*PROVIDED RECORDS*:
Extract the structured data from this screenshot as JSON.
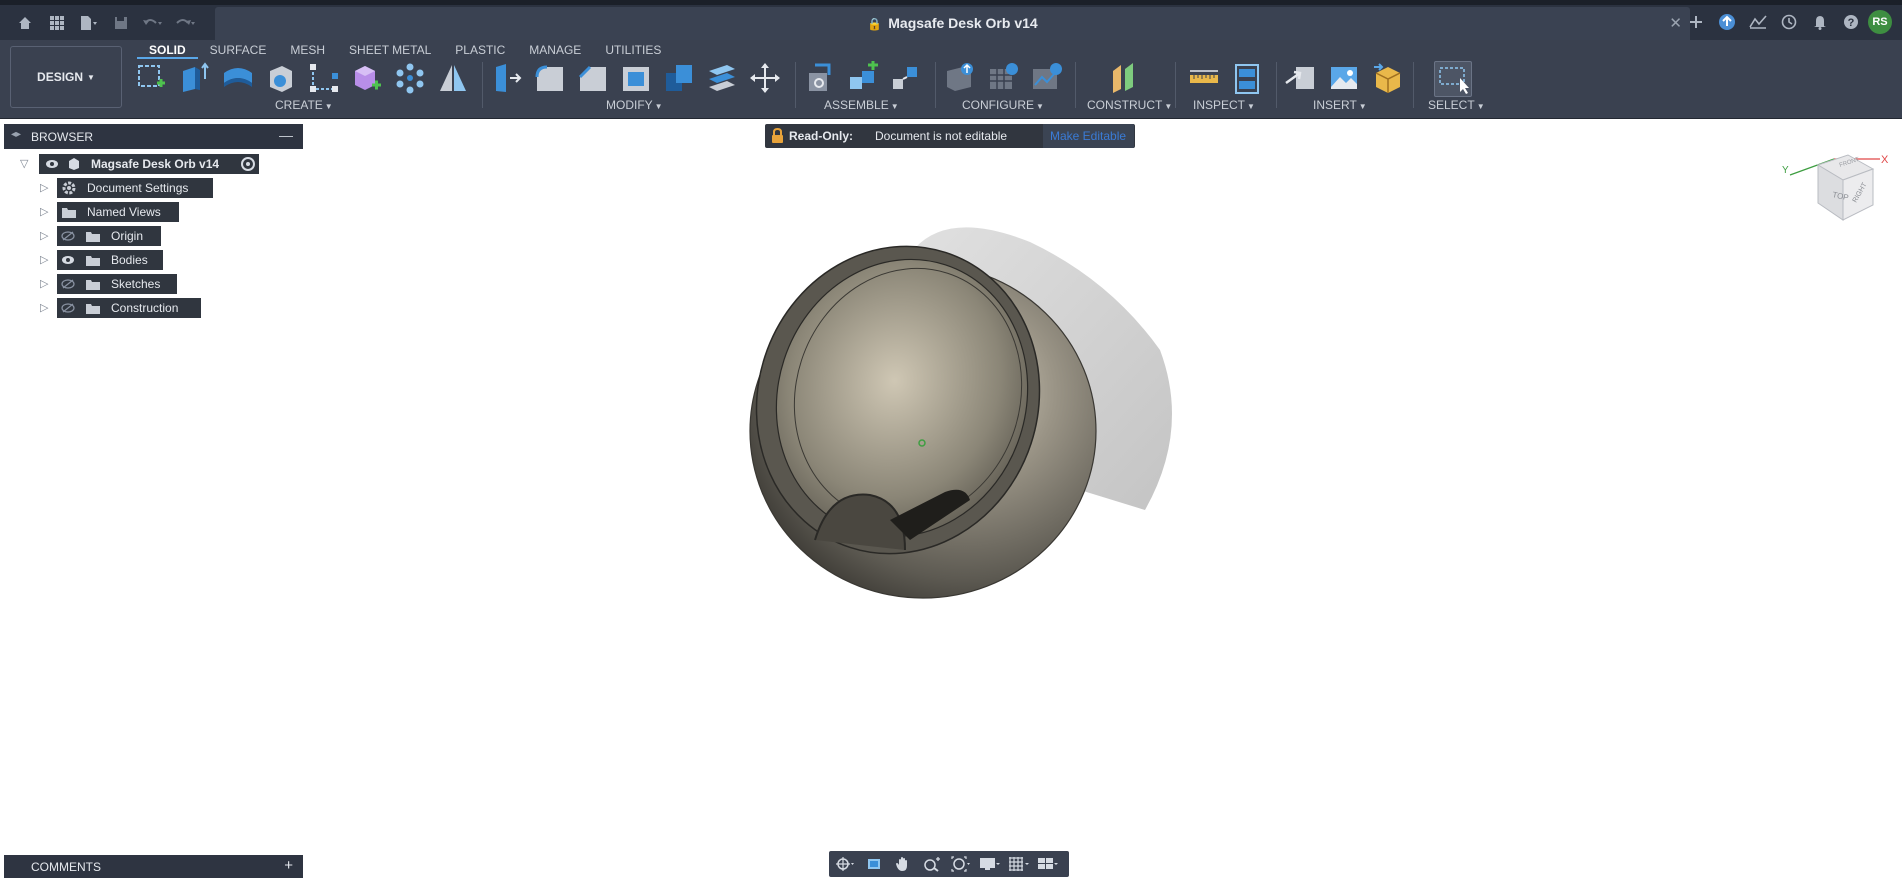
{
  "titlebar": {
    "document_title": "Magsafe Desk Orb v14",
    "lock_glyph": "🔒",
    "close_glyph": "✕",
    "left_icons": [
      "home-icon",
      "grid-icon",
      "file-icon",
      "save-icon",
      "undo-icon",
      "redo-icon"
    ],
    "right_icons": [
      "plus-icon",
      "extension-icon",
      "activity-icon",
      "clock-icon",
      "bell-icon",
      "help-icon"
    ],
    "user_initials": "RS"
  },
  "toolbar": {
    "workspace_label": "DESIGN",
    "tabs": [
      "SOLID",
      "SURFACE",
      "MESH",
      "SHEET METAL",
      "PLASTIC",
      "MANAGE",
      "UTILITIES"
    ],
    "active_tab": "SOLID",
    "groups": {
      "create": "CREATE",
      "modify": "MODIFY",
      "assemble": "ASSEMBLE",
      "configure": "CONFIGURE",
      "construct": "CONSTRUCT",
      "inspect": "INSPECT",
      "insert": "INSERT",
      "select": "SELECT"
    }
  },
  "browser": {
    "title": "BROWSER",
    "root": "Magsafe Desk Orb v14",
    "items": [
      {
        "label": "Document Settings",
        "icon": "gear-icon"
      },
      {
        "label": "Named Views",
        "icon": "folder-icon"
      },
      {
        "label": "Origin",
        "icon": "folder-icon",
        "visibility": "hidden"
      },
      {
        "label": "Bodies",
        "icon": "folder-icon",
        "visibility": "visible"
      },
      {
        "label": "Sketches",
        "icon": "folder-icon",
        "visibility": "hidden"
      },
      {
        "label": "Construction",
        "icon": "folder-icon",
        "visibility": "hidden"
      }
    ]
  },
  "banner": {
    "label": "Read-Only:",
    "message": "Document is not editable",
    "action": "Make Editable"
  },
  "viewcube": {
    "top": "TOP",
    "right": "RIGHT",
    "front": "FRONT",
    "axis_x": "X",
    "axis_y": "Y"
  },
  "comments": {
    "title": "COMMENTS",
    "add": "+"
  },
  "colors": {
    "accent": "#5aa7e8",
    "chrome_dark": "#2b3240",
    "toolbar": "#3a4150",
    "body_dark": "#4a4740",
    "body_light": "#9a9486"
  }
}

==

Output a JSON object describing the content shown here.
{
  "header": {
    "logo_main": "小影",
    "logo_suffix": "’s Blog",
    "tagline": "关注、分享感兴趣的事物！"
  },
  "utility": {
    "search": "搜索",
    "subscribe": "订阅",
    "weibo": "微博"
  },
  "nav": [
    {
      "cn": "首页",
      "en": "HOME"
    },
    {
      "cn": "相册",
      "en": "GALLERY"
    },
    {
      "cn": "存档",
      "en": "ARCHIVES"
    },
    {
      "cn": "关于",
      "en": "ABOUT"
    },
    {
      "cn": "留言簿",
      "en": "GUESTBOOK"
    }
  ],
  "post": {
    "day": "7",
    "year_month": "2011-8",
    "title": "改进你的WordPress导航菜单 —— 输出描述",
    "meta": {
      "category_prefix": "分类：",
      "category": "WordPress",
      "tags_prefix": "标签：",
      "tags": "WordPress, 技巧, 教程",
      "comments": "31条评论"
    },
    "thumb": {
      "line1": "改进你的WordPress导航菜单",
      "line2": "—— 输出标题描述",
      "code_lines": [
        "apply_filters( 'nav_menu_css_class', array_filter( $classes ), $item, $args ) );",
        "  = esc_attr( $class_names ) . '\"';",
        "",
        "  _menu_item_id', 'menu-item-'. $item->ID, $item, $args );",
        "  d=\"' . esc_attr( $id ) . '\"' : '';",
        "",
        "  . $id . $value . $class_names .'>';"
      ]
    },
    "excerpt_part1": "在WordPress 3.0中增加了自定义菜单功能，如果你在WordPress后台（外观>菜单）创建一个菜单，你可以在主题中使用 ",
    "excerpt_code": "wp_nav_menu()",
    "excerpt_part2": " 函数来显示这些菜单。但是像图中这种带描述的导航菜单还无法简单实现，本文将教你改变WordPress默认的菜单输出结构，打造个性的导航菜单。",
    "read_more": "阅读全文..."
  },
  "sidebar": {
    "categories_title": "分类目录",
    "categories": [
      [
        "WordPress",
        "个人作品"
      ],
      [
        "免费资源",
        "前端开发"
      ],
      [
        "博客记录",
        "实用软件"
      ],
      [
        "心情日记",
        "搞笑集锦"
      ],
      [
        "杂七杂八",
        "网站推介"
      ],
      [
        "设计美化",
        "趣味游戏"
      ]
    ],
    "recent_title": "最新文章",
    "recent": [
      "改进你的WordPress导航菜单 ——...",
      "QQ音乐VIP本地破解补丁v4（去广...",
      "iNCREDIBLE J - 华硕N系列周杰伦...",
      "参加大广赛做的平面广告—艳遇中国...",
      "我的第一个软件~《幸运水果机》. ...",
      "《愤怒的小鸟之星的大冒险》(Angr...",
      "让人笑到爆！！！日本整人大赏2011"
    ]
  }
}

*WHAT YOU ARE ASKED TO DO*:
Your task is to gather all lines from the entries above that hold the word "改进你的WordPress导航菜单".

*OUTPUT FOR THIS TASK*:
    "title": "改进你的WordPress导航菜单 —— 输出描述",
      "line1": "改进你的WordPress导航菜单",
      "改进你的WordPress导航菜单 ——...",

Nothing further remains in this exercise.